    Catkin
    Insignificant
    Spike
    Flower Bloom Time:
    Spring
    Flower Description:
    Flowers are in drooping, elongated clusters. Male flowers are yellow-green catkins that measure 2 to 4 inches long. The female flowers are green to red short spikes. Flowers bloom in April. The flowers are pollinated by the wind.
  • Leaves:
    Woody Plant Leaf Characteristics:
    Deciduous
    Leaf Color:
    Gray/Silver
    Green
    White
    Leaf Feel:
    Glossy
    Leathery
    Velvety
    Leaf Value To Gardener:
    Showy
    Deciduous Leaf Fall Color:
    Brown/Copper
    Gold/Yellow
    Red/Burgundy
    Leaf Type:
    Simple
    Leaf Arrangement:
    Alternate
    Leaf Shape:
    Elliptical
    Oblong
    Obovate
    Leaf Margin:
    Dentate
    Lobed
    Undulate
    Hairs Present:
    Yes
    Leaf Length:
    > 6 inches
    Leaf Width:
    3-6 inches
    Leaf Description:
    The leaves are 3 to 7 inches long and 1.25 to 4 inches wide. They are deciduous, alternate, oblong, lightly lobed, and have 6 to 10 pairs of coarse dentate teeth. The lobes can cut down to the midrib. The leaf color is medium to dark green and slightly glossy on the upper side. They are tomentose, white to silver on the undersides which adds an interesting effect in the wind. They are two tone and explains the name bicolor. The petiole is yellow to greenish-yellow and 0.5 to 0.75 inches long. Because it hybridizes easily in the wild, there is variation in leaf shape and winter color.

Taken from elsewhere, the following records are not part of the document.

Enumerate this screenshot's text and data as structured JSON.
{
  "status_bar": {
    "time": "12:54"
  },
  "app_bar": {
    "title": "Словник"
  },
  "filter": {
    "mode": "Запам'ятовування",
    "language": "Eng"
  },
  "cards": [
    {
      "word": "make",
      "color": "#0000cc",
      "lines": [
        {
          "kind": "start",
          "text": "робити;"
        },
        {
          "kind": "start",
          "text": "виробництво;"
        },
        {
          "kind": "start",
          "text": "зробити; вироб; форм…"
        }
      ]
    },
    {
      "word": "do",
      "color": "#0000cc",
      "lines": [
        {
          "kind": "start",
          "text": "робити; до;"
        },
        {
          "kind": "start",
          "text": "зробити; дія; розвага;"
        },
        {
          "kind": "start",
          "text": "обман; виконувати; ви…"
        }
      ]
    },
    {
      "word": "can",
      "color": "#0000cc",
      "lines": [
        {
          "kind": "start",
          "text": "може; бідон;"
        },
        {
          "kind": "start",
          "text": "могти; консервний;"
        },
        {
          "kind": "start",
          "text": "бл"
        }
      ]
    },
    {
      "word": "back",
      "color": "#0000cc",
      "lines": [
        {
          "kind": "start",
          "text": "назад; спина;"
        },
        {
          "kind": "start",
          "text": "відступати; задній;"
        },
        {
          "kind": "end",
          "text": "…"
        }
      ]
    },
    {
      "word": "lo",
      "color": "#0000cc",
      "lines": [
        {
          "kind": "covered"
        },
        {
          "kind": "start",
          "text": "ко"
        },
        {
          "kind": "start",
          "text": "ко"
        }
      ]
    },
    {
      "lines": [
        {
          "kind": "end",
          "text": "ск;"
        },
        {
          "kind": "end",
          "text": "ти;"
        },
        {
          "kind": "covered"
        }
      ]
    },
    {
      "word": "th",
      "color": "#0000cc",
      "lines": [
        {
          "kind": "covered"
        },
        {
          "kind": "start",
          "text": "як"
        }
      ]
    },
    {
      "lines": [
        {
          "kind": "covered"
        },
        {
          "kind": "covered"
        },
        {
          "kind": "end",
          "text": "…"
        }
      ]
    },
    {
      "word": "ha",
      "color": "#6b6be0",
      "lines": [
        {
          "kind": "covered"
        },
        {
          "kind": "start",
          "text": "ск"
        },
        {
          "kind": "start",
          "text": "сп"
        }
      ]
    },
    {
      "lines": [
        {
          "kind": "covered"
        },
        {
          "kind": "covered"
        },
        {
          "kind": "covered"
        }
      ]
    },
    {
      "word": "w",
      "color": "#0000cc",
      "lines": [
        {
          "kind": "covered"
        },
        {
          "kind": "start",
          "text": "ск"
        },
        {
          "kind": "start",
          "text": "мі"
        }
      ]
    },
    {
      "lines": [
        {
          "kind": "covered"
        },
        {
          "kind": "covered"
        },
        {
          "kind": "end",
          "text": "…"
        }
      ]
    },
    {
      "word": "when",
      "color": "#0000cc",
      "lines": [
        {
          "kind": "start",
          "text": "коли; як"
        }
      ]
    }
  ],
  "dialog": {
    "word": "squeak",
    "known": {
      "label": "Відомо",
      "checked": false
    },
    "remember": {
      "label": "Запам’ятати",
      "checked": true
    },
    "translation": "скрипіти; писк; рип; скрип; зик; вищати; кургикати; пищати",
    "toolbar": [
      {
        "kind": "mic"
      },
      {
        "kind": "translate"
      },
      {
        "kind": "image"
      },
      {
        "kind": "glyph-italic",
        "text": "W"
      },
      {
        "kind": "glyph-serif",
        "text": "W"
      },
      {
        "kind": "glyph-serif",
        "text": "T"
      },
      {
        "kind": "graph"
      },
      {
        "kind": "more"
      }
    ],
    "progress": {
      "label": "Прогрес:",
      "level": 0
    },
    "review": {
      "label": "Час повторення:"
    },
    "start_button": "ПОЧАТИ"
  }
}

Winter color can be brown to yellows or reds.
  • Bark:
    Bark Color:
    Black
    Dark Brown
    Dark Gray
    Light Gray
    Surface/Attachment:
    Exfoliating
    Furrowed
    Peeling
    Ridges
    Scaly
    Smooth
    Bark Plate Shape:
    Rectangle
    Bark Description:
    Depending on the age of the tree the bark can be black, brown to grey in color. With age, it has a scaly appearance, rough with deep, vertical furrows and horizontal breaks, and may begin to peel. When young, the bark is smooth. The inner bark is yellow-orange and bitter tasting.
  • Stem:
    Stem Color:
    Brown/Copper
    Gray/Silver
    Stem Is Aromatic:
    No
    Stem Buds:
    Hairy
    Stem Bud Terminal:
    Cluster of terminal buds
    Stem Lenticels:
    Conspicuous
    Stem Description:
    The bark of the branches is similar to the bark of the trunk; however, the branches are smoother. Twigs are brown or gray, stout, and covered with scattered white lenticels. The twigs bark can be ragged and often peels. The terminal buds are short, blunt, light brown, and there are thread-like stipules.
  • Landscape:
    Landscape Location:
    Lawn
    Meadow
    Naturalized Area
    Pond
    Landscape Theme:
    Butterfly Garden
    Edible Garden
    Native Garden
    Nighttime Garden
    Pollinator Garden
    Rain Garden
    Design Feature:
    Shade Tree
    Specimen
    Attracts:
    Butterflies
    Moths
    Pollinators
    Small Mammals
    Songbirds
    Resistance To Challenges:
    Black Walnut
    Deer
    Drought
    Dry Soil
    Fire
    Poor Soil
    Wet Soil
    Problems:
    Problem for Horses
  • Poisonous to Humans:
    Poison Severity:
    Low
    Poison Symptoms:
    Abdominal pain, constipation then diarrhea (occasionally bloody), depression, frequent urination, discolored urine, jaundice; acorns can obstruct the digestive tract
    Poison Toxic Principle:
    Gallotannins, quercitrin, and quercitin.
    Causes Contact Dermatitis:
    No
    Poison Part:
    Fruits
    Leaves